Workforce Development: participants receive training in one of BFM’s six business lines. These are Deconstruction Services, Warehouse Sales, Appliance Recycling, Janitorial Services, Lawn/Snow Care, and Crew-Based Labor. Men receive up to 12 professional certifications before matriculating, giving them, in all likelihood, their first chance at being self-supporting.
Life Coaching and Compassionate Care: this is at the heart of BFM’s integrated care model that helps men start to rebuild their lives. Case management services are also available.
Adams explained, “The integrated care model we’re founded on is both a blessing and a curse. The blessing is that we’re able to see whole person transformation, and we frequently do.”
“The curse is that most of the world doesn’t operate this way. The Minnesota State Departments of Corrections, Human Services, Employment and Economic Development tell us we should be focusing on one thing for the sake of funding, but we know that focusing on one thing brings abysmal results.”

How is it that BFM landed in the green sector?

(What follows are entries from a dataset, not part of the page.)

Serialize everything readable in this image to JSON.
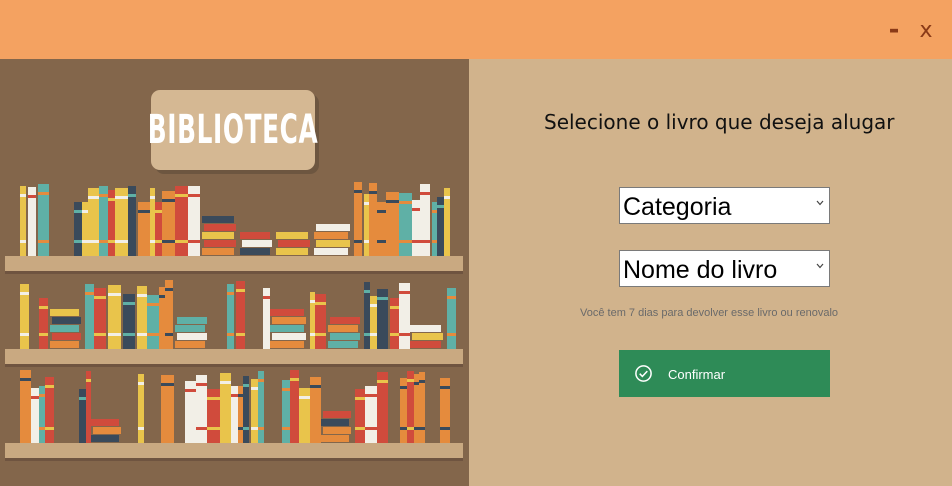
{
  "window": {
    "minimize_glyph": "-",
    "close_glyph": "x"
  },
  "banner": {
    "title": "BIBLIOTECA"
  },
  "form": {
    "heading": "Selecione o livro que deseja alugar",
    "category": {
      "value": "Categoria"
    },
    "book": {
      "value": "Nome do livro"
    },
    "note": "Você tem 7 dias para devolver esse livro ou renovalo",
    "confirm_label": "Confirmar"
  },
  "colors": {
    "titlebar": "#f4a261",
    "left_panel": "#83664b",
    "right_panel": "#d1b38c",
    "shelf": "#c9a981",
    "confirm": "#2e8b57",
    "book_palette": [
      "#d04b3c",
      "#3a4a5b",
      "#e9c44b",
      "#5fb0a6",
      "#f2efe7",
      "#e58b3d"
    ]
  },
  "icons": {
    "dropdown": "chevron-down-icon",
    "confirm": "check-circle-icon"
  }
}
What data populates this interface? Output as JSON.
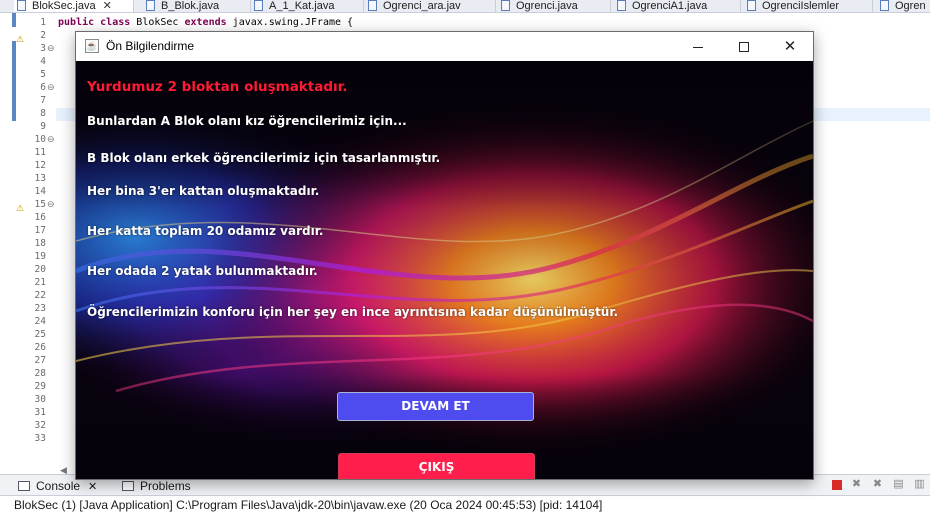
{
  "editor_tabs": [
    {
      "label": "BlokSec.java",
      "active": true
    },
    {
      "label": "B_Blok.java"
    },
    {
      "label": "A_1_Kat.java"
    },
    {
      "label": "Ogrenci_ara.jav"
    },
    {
      "label": "Ogrenci.java"
    },
    {
      "label": "OgrenciA1.java"
    },
    {
      "label": "OgrenciIslemler"
    },
    {
      "label": "Ogren"
    }
  ],
  "code": {
    "line1_kw1": "public",
    "line1_kw2": "class",
    "line1_name": "BlokSec",
    "line1_kw3": "extends",
    "line1_rest": "javax.swing.JFrame {"
  },
  "line_numbers": [
    "1",
    "2",
    "3",
    "4",
    "5",
    "6",
    "7",
    "8",
    "9",
    "10",
    "11",
    "12",
    "13",
    "14",
    "15",
    "16",
    "17",
    "18",
    "19",
    "20",
    "21",
    "22",
    "23",
    "24",
    "25",
    "26",
    "27",
    "28",
    "29",
    "30",
    "31",
    "32",
    "33"
  ],
  "console": {
    "tab_console": "Console",
    "tab_problems": "Problems",
    "status": "BlokSec (1) [Java Application] C:\\Program Files\\Java\\jdk-20\\bin\\javaw.exe  (20 Oca 2024 00:45:53) [pid: 14104]"
  },
  "dialog": {
    "title": "Ön Bilgilendirme",
    "heading": "Yurdumuz 2 bloktan oluşmaktadır.",
    "lines": [
      "Bunlardan A Blok olanı kız öğrencilerimiz için...",
      "B Blok olanı erkek öğrencilerimiz için tasarlanmıştır.",
      "Her bina 3'er kattan oluşmaktadır.",
      "Her katta toplam 20 odamız vardır.",
      "Her odada 2 yatak bulunmaktadır.",
      "Öğrencilerimizin konforu için her şey en ince ayrıntısına kadar düşünülmüştür."
    ],
    "continue_label": "DEVAM ET",
    "exit_label": "ÇIKIŞ",
    "colors": {
      "heading": "#ff1a35",
      "continue_button": "#4f4cef",
      "exit_button": "#ff1e4c"
    }
  }
}
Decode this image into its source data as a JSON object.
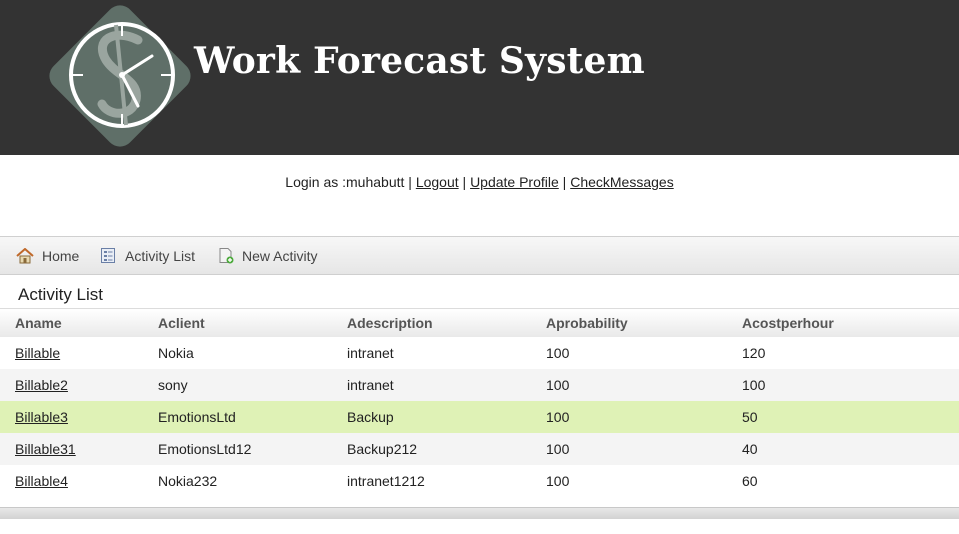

Adams said, “Our goal is to enter industries that are forgiving toward our men’s backgrounds. Jobs in deconstruction (which means taking structures apart, not just knocking them down) and recycling are forgiving, they pay a living wage, and they are right smack in the middle of the green sector.”
He continued, “Half of our business is on the green side. We go to environmental stewardship conferences all around the country, and we’re always the only organization of color. Climate change and renewable energy are not at the top of the list for most people of color – but job creation and health care are. We came to the environmental movement through these channels.”
Community members can support the work of Better Futures Minnesota by buying used building materials from their Reuse Warehouse, or hiring a service team from one of their six business lines. BFM currently has property maintenance contracts with more than 300 residential and commercial properties around the Twin Cities.
The Reuse Warehouse is located near the “Minnehaha Mile,” a shopping corridor dedicated to recycled, reused, and reclaimed products. Their address is 2620 Minnehaha Ave. Donations of building materials and household goods are also welcome.
Visit www.betterfuturesminnesota.com to learn more.

success story
John is a 49 year old man who’s been in and out of jail for the past 15 years due to poor decisions, alcohol abuse, and homelessness.  He missed 12 of his daughter’s 17 birthdays while he was behind bars.  John chose to enroll in Better Futures Minnesota because, in his words, “the name said it all.”  In the last 14 months, John has remained sober, received all of the certifications BFM has to offer, obtained permanent housing, and had his daughter stay with him every other weekend.  Last winter, he took a trip to the Florida beach for the first time in his life. John has a new lease on life and has recently started his own cleaning company, thanks in part to the certifications and skills he obtained from BFM.
~ Courtesy of BFM